(WHAT TO DO):
Find every line below that contains the word "data" and copy it out.

------ RECORDS SUPPLIED

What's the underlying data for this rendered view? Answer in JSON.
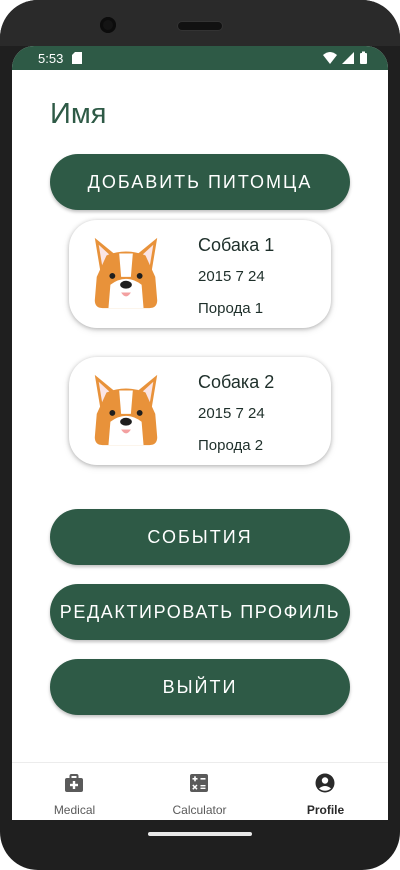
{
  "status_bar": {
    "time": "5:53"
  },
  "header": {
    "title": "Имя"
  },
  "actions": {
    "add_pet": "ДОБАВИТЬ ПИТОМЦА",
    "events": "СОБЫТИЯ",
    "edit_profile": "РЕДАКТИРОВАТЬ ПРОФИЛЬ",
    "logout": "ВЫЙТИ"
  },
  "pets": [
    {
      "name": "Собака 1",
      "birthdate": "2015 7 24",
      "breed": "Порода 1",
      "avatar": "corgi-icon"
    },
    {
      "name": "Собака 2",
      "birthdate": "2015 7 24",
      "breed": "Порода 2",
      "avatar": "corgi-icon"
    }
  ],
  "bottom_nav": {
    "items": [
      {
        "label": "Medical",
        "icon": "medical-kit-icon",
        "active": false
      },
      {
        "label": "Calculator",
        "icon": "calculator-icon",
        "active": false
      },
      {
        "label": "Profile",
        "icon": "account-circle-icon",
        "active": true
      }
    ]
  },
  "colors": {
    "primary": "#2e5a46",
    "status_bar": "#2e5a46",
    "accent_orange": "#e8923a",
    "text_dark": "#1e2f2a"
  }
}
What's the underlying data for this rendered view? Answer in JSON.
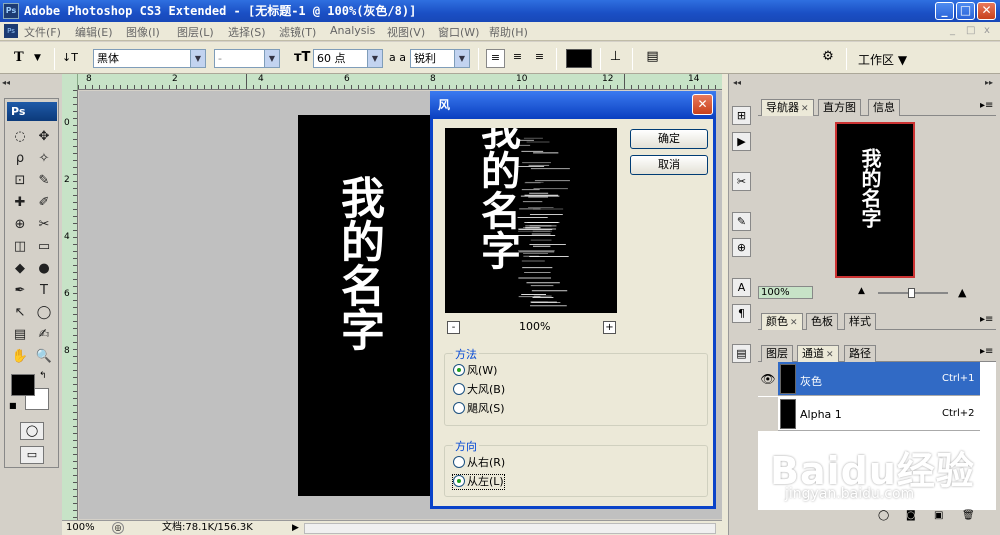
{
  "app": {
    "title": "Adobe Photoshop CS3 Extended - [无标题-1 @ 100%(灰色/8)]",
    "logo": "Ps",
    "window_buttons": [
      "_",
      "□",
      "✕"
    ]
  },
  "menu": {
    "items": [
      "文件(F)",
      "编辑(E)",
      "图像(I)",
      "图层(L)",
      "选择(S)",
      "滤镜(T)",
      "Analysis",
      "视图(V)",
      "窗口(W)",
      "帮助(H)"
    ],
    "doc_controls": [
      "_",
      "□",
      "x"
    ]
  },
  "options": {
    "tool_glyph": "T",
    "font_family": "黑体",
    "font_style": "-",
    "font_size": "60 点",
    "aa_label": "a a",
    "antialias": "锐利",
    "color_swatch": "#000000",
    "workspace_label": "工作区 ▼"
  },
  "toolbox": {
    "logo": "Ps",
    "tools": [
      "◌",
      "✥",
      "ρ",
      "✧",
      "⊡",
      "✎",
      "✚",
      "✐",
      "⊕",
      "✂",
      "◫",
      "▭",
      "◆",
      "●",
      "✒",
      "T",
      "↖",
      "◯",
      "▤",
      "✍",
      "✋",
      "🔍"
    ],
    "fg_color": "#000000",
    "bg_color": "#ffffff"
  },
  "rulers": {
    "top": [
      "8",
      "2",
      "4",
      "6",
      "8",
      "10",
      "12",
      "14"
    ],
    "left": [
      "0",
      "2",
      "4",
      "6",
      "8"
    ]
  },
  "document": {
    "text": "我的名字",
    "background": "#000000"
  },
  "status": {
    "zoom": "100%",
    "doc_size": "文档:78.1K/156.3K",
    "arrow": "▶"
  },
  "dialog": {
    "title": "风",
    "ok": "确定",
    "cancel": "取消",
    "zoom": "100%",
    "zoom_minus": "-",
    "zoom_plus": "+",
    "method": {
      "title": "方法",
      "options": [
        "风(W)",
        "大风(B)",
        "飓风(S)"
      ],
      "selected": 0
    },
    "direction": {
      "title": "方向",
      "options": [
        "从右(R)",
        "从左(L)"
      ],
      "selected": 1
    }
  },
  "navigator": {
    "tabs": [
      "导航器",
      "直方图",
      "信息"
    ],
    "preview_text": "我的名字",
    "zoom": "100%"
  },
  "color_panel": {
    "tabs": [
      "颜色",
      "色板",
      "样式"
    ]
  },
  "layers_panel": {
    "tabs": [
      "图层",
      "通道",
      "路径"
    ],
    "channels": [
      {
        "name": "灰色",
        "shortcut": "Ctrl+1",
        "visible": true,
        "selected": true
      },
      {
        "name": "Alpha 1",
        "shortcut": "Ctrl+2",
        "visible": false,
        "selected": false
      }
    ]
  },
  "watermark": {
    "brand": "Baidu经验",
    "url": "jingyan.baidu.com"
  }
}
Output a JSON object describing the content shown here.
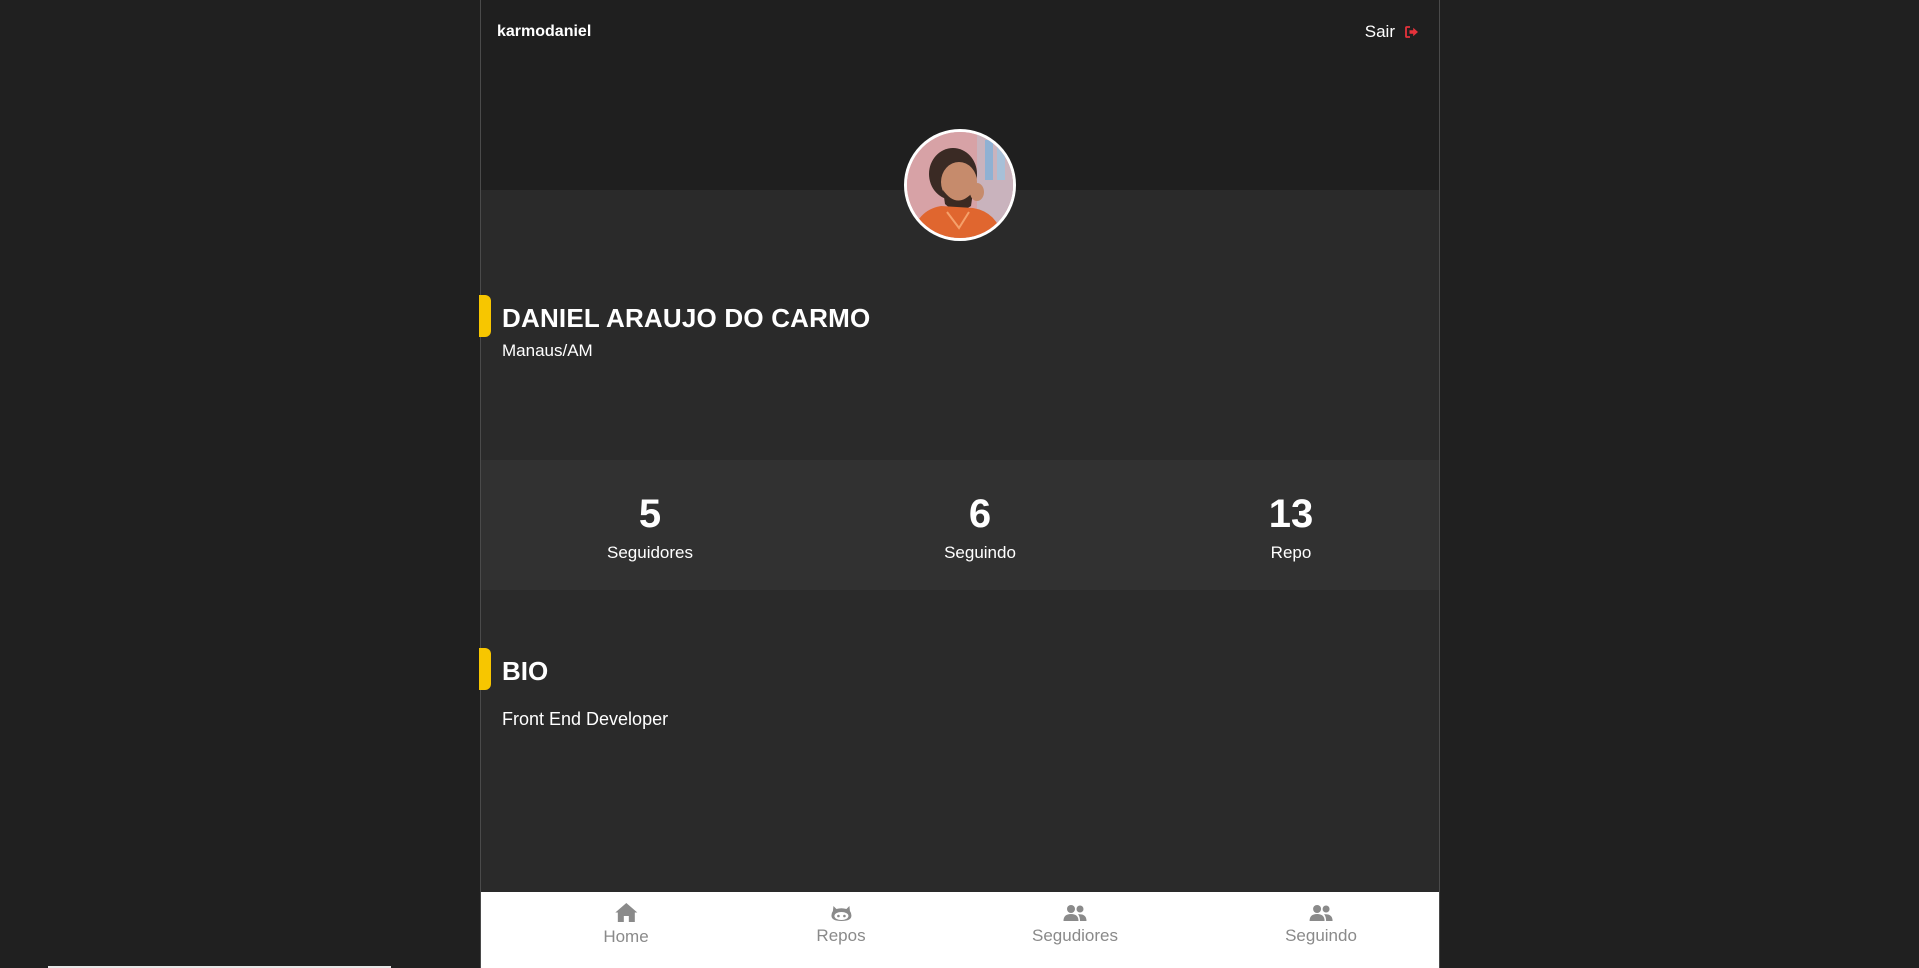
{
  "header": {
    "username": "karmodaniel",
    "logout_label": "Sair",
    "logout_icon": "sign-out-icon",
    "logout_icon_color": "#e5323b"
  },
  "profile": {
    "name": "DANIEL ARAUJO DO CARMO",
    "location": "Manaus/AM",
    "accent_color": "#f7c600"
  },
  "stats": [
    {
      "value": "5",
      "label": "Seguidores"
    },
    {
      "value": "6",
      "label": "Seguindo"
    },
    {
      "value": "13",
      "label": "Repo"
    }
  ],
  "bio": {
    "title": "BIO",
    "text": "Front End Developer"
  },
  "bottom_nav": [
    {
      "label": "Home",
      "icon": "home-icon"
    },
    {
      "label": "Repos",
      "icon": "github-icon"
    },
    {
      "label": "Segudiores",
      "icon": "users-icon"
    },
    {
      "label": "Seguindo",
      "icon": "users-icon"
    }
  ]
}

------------
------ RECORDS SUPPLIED

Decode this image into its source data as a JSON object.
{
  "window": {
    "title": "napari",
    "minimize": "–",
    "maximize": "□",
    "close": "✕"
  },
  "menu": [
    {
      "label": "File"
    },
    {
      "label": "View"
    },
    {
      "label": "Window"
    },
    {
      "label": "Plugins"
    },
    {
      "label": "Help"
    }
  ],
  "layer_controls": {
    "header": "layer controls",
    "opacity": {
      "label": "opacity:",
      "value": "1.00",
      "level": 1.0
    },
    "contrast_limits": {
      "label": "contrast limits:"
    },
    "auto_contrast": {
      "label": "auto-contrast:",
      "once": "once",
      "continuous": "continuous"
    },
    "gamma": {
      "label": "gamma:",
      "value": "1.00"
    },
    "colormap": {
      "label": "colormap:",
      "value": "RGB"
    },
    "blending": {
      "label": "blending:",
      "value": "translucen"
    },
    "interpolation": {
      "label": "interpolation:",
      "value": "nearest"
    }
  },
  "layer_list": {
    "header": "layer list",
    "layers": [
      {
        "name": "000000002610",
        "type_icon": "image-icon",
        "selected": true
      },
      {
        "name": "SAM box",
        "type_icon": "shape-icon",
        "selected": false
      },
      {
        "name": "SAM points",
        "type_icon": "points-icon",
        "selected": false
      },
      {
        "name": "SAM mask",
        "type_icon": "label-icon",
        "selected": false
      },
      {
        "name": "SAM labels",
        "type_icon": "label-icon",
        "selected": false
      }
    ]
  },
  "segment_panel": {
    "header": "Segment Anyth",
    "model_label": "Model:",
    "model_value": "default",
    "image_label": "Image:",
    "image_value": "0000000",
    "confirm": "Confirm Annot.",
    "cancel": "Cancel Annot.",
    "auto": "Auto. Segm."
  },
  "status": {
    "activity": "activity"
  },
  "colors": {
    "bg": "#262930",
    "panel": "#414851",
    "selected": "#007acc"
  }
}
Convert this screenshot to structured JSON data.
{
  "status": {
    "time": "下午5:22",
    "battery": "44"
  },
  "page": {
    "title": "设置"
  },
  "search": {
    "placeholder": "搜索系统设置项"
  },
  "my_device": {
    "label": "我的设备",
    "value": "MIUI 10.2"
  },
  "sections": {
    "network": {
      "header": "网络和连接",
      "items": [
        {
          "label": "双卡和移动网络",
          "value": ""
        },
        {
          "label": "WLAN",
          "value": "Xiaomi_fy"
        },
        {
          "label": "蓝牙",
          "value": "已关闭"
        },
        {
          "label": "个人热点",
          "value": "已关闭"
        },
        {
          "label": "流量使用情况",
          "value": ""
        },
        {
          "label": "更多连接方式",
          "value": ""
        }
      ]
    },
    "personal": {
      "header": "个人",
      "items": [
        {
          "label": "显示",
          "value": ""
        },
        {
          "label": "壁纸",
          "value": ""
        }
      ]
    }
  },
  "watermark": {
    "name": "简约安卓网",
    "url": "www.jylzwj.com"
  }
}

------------

(SOLUTION):
What's the underlying data for this rendered view? Answer in JSON.
What's the underlying data for this rendered view? Answer in JSON.
Decode this image into its source data as a JSON object.
Convert this screenshot to structured JSON data.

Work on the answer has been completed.